The Cathedral of St Stephen in Brisbane holds the best collection of the work of Australian sculptor, John Elliott (1943-2016).  Nowhere else are there three major works together.  The cathedral has the shrine of Virgin Mary, the altar crucifix and the diocesan shrine of patron St Mary MacKillop.  John Elliott was born in Canterbury, England, studied at the Royal College of Art in London, and migrated to Australia in 1970.  He taught sculpture at the Queensland College of Art. Continue reading “Commissioning A Liturgical Artist”

Pauline Clayton Sculptor (10 July 1944 — 3 October 2012)

Pauline Clayton worked as a sculptor in Melbourne and her works are featured in various institutions, including St Francis’ Church, Lonsdale Street, and schools, including Catholic Ladies College, Eltham. In addition to juggling the responsibilities of marriage, helping to raise three children and teaching, Pauline undertook art classes at the Royal Melbourne Institute of Technology (RMIT) and taught art and sculpture in secondary schools, including Geoghegan College, Broadmeadows and Genazzano fcj College, Kew, VIC. Continue reading “Pauline Clayton Sculptor (10 July 1944 — 3 October 2012)”

Leopoldine Mimovich – Immigrant Artist
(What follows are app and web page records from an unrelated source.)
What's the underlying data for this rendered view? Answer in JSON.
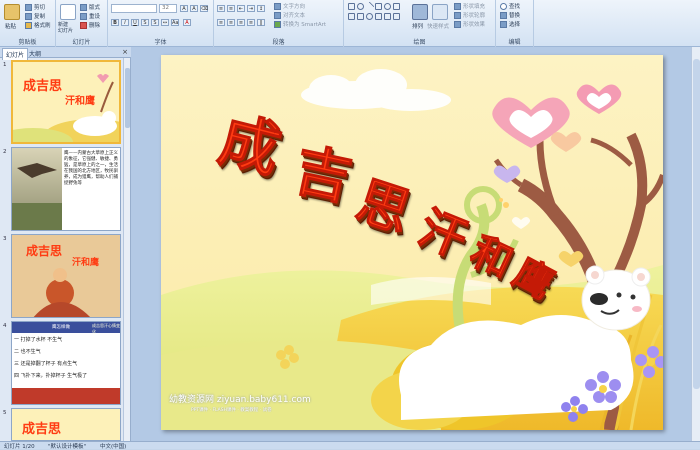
{
  "ribbon": {
    "clipboard": {
      "paste": "粘贴",
      "cut": "剪切",
      "copy": "复制",
      "format_painter": "格式刷",
      "group": "剪贴板"
    },
    "slides": {
      "new_slide": "新建\n幻灯片",
      "layout": "版式",
      "reset": "重设",
      "delete": "删除",
      "group": "幻灯片"
    },
    "font": {
      "font_size": "32",
      "bold": "B",
      "italic": "I",
      "underline": "U",
      "strike": "S",
      "group": "字体"
    },
    "paragraph": {
      "text_direction": "文字方向",
      "align_text": "对齐文本",
      "smartart": "转换为 SmartArt",
      "group": "段落"
    },
    "drawing": {
      "arrange": "排列",
      "quick_styles": "快速样式",
      "shape_fill": "形状填充",
      "shape_outline": "形状轮廓",
      "shape_effects": "形状效果",
      "group": "绘图"
    },
    "editing": {
      "find": "查找",
      "replace": "替换",
      "select": "选择",
      "group": "编辑"
    }
  },
  "panel": {
    "tab_slides": "幻灯片",
    "tab_outline": "大纲",
    "close": "×",
    "thumbs": [
      {
        "num": "1"
      },
      {
        "num": "2",
        "text": "鹰——内蒙古大草原上正义的象征，它强健、敏捷、勇猛，是草原上的之一，生活在我国的北方地区，牧民驯养，成为猎鹰，帮助人们捕捉野兔等"
      },
      {
        "num": "3"
      },
      {
        "num": "4",
        "rows": [
          "一 打掉了水杯 不生气",
          "二 也不生气",
          "三 还是掉翻了杯子 有点生气",
          "四 飞扑下来，扑掉杯子 生气极了"
        ],
        "header": [
          "",
          "鹰怎样做",
          "成吉思汗心情变化"
        ]
      },
      {
        "num": "5"
      }
    ]
  },
  "slide": {
    "title_chars": [
      "成",
      "吉",
      "思",
      "汗",
      "和",
      "鹰"
    ],
    "watermark": "幼教资源网 ziyuan.baby611.com",
    "watermark_sub": "PPT课件 · FLASH课件 · 教案教程 · 试卷"
  },
  "statusbar": {
    "slide_count": "幻灯片 1/20",
    "theme": "\"默认设计模板\"",
    "language": "中文(中国)"
  },
  "colors": {
    "title_red": "#ff3b12",
    "slide_bg": "#fdf6c9",
    "ribbon_blue": "#d3e2f3"
  }
}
In the aftermath of World War II thousands of displaced persons from Europe sought a new home in Australia. They came bringing a diverse array of talents to the arts thus contributing to a new and unique artistic sensibility in this country. In time, a flourishing of art, literature, drama and music emerged. One of these immigrant artists was the young sculptor Leopoldine Mimovich. Continue reading “Leopoldine Mimovich – Immigrant Artist”